TASK STATEMENT → Locate each line of the material that contains "icon", then return it.

GIVEN ENTRIES →

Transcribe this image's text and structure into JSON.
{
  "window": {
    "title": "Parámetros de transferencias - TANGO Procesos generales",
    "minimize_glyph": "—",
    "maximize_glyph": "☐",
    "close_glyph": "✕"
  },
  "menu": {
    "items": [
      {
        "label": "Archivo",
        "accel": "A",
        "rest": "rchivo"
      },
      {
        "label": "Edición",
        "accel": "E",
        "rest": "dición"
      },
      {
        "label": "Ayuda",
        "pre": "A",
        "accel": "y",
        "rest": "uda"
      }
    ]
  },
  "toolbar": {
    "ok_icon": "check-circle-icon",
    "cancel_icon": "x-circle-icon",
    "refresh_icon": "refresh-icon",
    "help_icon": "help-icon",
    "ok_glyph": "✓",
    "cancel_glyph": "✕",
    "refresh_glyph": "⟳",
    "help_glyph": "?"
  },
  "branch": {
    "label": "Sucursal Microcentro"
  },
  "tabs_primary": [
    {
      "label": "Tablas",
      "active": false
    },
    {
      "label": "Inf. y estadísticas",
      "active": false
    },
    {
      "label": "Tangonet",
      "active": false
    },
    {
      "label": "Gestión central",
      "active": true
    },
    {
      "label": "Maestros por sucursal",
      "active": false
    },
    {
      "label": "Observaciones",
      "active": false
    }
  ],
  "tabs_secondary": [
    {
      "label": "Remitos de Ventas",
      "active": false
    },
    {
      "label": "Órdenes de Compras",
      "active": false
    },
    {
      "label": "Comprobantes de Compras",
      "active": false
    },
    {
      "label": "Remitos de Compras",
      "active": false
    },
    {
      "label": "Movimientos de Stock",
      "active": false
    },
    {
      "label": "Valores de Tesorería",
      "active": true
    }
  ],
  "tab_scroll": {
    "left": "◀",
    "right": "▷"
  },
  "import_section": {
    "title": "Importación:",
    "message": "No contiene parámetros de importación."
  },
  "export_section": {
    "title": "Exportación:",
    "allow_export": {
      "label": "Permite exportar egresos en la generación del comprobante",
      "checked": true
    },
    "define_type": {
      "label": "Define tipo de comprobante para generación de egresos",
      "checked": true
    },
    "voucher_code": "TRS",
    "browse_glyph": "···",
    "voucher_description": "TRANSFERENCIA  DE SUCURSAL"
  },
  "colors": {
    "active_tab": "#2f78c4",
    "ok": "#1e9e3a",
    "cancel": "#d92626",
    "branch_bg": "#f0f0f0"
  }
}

OUTPUT OF THE TASK →
    "ok_icon": "check-circle-icon",
    "cancel_icon": "x-circle-icon",
    "refresh_icon": "refresh-icon",
    "help_icon": "help-icon",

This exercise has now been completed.